Keeping my tradition of singling out particularly smart business models, I’ll shift my focus away from the previous article’s burgeoning ice cream chain Kilwin’s and, this time, return my camera’s lens to an old standby: a roadside produce stand off State Route 1 (Coastal Highway) in southern Delaware. I say “return” because I visited this
Singling out an apparently unsuccessful business is even too cruel for a cad like me—especially when the business is still functional. (I have no problem conducting an entrepreneurial post-mortem though.) That said, since the business in question here not only is still operating but was in operation while I shot these pics, I have to
Strangely enough, this isn’t the first time I’ve covered flags and swimwear. It’s not even the second time. Judging from the tallies of the two topics, the count on flags vastly exceeds those of swimwear. I do love me some flags. As an (extremely) amateur vexillologist, I enjoy not just their origins in heraldry but
By this point, we’ve all encountered the legions of business closures induced by COVID-prompted shutdowns of commerce and travel over the last year. I’ve tried to avoid too much of the cynical coverage of vacancies, instead focusing on clever strategies that various storefront retailers have deployed to generate sales from a carryout vantage point, when
Breezewood. It sounds like it could be the name of a stereotypical suburb to a major Midwest city (Chicago definitely comes to mind); it also sounds sufficiently generic that one might expect a dozen towns scattered across the country with the name. Negative on both counts. There’s only one Breezewood, and it’s not a suburb
Chipotle bucks the struggling restaurant trend, by predicting the future. What’s so tricky about that?!
A year ago, the prevailing wisdom among urban analysts was that restaurants would serve as the lodestar for any further downtown revitalization. I shared this sentiment, particularly in recognizing the recent, fashionable emergence of the food hall–a smattering of diverse small-kitchen eateries under one roof. The reality seemed, then as now, that most other retail—certainly

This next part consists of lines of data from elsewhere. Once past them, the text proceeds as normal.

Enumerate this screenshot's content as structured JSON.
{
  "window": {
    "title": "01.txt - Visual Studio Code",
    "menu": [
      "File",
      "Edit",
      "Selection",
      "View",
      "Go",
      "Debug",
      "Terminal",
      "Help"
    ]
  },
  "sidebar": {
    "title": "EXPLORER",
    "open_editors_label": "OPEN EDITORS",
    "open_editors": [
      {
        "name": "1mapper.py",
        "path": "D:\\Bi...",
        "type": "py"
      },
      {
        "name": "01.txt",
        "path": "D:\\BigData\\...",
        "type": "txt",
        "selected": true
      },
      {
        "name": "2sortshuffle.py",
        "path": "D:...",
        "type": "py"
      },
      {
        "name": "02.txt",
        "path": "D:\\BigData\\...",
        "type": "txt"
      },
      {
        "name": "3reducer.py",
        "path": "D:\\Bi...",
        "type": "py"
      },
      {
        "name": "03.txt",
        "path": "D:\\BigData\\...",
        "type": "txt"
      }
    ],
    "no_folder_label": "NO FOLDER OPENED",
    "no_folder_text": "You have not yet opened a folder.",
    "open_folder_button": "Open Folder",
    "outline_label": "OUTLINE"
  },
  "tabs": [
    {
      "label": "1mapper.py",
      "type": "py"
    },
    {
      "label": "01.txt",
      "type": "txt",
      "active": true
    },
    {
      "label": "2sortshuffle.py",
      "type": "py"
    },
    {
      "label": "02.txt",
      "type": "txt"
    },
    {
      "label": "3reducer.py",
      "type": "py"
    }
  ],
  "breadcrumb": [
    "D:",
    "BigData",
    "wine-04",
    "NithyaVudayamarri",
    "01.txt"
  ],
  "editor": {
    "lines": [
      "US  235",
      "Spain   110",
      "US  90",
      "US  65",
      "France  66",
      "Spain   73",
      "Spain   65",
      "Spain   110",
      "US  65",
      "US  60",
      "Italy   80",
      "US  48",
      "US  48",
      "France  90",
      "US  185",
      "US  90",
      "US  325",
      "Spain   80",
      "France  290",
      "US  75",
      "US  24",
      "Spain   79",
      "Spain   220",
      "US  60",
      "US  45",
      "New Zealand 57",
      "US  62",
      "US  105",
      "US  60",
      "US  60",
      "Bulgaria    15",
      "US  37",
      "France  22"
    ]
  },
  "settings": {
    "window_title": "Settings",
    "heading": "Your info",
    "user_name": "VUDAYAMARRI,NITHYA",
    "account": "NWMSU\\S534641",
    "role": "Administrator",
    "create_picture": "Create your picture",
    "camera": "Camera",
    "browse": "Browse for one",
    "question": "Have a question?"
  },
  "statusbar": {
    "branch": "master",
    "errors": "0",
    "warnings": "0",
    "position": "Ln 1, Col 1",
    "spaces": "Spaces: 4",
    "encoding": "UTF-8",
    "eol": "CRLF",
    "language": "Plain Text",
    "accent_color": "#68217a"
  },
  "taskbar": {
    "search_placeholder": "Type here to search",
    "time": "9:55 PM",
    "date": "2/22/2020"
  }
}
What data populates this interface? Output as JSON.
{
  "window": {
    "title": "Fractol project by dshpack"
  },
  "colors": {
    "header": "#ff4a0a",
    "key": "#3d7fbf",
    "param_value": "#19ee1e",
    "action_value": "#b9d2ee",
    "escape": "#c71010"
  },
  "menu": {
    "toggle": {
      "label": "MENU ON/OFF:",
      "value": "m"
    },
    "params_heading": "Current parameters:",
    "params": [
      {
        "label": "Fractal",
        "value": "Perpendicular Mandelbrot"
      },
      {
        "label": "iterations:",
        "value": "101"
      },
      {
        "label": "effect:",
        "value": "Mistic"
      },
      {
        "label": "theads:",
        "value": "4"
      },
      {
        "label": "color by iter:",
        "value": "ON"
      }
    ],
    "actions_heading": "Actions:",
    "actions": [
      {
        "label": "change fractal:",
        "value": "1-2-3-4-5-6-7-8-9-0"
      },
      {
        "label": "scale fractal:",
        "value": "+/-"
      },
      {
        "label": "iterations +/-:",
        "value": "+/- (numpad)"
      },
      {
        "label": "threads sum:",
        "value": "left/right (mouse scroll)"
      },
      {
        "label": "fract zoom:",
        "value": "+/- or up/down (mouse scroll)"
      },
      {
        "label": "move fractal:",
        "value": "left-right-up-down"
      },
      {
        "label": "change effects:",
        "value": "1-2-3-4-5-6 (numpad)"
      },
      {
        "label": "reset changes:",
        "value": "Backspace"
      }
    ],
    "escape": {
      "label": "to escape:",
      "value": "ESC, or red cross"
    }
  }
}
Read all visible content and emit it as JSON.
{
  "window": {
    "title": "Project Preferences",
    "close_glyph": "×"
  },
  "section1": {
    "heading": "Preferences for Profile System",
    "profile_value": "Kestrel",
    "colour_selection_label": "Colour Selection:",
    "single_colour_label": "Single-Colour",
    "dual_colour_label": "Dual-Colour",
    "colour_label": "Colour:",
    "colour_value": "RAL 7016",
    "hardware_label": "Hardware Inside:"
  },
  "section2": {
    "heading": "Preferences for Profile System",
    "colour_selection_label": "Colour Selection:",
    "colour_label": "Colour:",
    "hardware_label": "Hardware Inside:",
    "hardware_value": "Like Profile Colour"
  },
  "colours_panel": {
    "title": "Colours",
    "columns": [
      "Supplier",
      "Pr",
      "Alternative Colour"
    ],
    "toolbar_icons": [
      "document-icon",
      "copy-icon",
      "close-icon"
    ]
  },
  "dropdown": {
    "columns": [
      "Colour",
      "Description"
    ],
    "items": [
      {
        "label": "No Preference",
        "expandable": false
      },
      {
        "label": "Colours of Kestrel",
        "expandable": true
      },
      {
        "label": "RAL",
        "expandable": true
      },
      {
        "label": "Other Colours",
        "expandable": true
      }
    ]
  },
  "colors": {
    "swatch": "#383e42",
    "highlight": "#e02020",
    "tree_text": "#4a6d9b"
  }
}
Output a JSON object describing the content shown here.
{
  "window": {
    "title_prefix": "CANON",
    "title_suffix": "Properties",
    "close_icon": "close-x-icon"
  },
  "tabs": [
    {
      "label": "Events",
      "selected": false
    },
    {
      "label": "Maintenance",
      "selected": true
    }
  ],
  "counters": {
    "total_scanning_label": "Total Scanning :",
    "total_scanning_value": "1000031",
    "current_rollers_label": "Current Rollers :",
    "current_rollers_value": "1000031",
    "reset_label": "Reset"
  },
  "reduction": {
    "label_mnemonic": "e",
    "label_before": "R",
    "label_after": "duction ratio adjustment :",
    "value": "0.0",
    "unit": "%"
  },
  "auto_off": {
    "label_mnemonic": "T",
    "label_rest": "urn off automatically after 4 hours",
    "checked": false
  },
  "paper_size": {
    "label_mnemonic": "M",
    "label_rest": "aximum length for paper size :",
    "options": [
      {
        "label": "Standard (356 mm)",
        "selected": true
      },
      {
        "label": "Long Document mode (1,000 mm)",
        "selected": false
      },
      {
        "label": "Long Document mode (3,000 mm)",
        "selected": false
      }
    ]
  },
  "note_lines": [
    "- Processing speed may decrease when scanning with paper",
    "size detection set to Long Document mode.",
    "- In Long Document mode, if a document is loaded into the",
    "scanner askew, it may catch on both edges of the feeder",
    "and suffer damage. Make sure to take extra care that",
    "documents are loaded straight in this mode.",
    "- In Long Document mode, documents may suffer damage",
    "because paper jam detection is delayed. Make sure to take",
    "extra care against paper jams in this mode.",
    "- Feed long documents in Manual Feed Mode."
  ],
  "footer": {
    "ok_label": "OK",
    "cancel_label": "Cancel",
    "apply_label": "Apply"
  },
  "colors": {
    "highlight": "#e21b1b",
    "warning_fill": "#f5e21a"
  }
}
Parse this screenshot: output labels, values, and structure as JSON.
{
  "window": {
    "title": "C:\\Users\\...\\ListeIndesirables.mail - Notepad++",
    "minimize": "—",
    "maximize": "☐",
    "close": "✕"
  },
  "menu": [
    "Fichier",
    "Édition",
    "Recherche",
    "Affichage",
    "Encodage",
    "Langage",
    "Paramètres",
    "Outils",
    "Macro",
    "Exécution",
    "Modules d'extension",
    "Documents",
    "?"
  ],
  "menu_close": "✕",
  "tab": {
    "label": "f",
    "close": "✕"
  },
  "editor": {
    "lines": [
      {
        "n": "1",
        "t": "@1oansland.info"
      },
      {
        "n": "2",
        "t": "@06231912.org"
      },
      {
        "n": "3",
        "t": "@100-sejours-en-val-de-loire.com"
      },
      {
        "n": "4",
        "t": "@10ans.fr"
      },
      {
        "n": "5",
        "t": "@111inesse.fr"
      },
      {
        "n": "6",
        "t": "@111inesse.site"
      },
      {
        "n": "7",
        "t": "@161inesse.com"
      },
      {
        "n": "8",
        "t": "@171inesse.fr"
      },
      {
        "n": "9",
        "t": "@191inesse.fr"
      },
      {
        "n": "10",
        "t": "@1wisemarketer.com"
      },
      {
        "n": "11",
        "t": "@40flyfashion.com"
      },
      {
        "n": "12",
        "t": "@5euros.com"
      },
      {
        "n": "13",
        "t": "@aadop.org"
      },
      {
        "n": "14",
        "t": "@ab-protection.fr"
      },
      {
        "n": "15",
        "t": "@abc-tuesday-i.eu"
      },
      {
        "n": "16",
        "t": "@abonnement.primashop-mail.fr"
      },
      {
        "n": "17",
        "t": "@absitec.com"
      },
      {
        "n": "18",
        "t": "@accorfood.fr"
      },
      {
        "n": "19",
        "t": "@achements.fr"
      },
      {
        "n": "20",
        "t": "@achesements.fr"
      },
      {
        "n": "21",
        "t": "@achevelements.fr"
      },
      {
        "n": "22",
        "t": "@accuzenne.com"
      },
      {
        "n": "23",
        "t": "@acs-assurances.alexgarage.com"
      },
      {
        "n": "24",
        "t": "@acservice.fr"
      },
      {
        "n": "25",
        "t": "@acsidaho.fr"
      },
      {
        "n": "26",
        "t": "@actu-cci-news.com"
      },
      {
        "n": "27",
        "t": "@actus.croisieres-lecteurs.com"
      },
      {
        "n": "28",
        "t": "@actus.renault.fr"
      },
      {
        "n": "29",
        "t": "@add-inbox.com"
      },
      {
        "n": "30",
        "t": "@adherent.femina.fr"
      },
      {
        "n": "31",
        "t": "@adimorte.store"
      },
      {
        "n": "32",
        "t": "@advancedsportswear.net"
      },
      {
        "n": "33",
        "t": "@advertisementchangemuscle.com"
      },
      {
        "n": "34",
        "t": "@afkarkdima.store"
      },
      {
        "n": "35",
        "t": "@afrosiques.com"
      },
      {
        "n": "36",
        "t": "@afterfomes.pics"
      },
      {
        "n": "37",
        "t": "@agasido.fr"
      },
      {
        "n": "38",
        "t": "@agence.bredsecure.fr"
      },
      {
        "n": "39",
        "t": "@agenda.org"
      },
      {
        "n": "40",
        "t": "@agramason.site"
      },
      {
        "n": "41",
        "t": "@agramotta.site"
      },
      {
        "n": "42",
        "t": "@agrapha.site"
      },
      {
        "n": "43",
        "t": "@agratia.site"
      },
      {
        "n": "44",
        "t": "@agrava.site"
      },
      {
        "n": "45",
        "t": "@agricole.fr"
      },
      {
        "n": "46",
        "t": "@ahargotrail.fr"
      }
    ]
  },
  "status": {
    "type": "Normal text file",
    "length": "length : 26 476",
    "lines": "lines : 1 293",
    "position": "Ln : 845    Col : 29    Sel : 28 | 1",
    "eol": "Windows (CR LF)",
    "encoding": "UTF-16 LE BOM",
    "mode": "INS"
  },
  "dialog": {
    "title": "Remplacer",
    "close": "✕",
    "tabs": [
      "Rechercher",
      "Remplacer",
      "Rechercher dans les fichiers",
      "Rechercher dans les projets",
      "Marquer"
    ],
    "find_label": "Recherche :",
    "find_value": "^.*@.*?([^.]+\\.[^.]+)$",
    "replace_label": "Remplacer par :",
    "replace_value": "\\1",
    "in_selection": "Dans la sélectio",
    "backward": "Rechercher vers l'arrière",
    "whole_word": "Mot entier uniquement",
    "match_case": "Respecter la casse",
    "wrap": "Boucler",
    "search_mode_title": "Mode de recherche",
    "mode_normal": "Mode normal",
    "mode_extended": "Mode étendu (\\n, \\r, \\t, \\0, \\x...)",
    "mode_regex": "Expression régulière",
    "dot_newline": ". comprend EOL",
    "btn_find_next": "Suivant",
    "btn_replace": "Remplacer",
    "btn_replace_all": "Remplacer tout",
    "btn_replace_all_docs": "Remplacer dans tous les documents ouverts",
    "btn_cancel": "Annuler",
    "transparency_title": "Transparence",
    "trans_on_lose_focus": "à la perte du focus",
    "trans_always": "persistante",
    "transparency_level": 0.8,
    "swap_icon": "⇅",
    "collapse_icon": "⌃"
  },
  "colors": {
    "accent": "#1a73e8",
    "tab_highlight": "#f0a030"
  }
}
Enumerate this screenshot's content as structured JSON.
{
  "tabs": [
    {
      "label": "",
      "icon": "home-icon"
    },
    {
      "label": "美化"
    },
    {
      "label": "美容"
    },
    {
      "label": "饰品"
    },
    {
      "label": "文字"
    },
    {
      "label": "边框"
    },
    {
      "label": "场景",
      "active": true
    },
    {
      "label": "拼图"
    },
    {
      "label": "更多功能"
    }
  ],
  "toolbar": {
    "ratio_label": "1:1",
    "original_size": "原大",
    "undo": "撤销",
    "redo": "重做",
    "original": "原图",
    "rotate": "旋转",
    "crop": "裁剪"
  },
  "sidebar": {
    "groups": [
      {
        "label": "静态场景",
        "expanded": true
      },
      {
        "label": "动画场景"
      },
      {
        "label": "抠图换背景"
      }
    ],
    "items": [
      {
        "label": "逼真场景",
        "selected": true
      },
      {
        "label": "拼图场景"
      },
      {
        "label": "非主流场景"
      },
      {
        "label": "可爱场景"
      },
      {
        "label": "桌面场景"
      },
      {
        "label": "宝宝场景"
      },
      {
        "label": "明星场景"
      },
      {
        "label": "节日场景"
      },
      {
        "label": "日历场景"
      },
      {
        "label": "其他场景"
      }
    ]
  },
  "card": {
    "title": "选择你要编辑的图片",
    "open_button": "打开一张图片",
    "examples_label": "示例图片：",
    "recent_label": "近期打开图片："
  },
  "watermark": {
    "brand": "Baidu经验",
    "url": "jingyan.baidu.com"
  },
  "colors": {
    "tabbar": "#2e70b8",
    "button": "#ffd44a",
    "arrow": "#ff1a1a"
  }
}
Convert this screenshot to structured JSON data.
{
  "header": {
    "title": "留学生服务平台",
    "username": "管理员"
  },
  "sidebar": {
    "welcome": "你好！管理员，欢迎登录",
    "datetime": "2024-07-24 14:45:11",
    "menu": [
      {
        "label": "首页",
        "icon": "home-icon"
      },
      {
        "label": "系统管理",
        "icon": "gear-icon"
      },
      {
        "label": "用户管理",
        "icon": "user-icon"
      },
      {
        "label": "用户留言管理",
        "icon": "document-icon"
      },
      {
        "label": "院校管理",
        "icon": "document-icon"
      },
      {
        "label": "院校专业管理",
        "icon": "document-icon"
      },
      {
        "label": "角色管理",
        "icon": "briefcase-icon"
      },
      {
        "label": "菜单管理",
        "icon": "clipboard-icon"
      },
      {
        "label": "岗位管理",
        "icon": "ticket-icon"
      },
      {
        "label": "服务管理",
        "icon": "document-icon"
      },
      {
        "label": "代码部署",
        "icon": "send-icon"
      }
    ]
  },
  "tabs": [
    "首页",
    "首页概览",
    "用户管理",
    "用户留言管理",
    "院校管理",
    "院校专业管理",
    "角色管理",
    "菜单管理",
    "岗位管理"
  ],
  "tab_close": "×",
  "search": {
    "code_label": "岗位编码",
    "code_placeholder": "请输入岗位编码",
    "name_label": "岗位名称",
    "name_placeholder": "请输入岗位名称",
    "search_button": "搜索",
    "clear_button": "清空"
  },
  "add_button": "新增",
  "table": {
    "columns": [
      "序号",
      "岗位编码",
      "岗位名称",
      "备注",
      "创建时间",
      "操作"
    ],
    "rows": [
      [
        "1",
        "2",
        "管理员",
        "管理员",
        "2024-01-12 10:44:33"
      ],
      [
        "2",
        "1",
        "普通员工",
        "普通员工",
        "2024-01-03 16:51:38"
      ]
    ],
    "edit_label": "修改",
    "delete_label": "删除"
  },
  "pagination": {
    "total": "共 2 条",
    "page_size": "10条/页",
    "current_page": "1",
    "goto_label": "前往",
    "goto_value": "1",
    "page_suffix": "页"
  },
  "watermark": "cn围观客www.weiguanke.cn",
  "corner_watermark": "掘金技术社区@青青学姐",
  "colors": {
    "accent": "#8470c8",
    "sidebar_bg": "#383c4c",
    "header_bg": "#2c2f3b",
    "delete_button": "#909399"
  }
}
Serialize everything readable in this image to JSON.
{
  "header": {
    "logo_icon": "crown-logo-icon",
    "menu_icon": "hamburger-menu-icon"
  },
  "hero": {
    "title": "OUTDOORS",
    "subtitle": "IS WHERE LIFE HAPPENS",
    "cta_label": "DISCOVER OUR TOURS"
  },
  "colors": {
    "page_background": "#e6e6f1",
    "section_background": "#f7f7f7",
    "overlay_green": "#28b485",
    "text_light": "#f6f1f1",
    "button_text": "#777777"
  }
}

Less than a month ago, I availed myself of a long-planned opportunity to travel from the mid-Atlantic to the Midwest, using a flight a purchased several weeks before the world’s reaction to the coronavirus pandemic had set the turbulent economic and social course for 2020. Obviously there are others before me—people who took this risk
Among the business enterprises that faced the most stringent of restrictions throughout the COVID-19 pandemic were health clubs and sports/recreational facilities. Viewed through the prism of contagion, this injunction on gyms during the lockdown generally made sense: they routinely bring people together in close proximity (whether locker rooms or aerobics classes); they allow patrons to
Luxor Las Vegas: an architectural and structural marvel, if you don’t notice the dust swept under the rug.
Does anyone remember when the Las Vegas Strip was best known for its relentless and elaborate barrage of light displays on all the buildings and their signs? Chances are, if you’re under the age of 25, the answer is a resounding “NO”—at least not from firsthand experience. Maybe you get a sense of how things
So, from my previous article on social distancing and DC’s only coffee shop with interior seating (that I’m aware of), I’ve concluded that the readership here actually likes articles that are timely and of-the-moment. No surprise. Given the rewards I reap in terms of conversation and clicks (all intellectual, none financial!) I’ll probably keep doing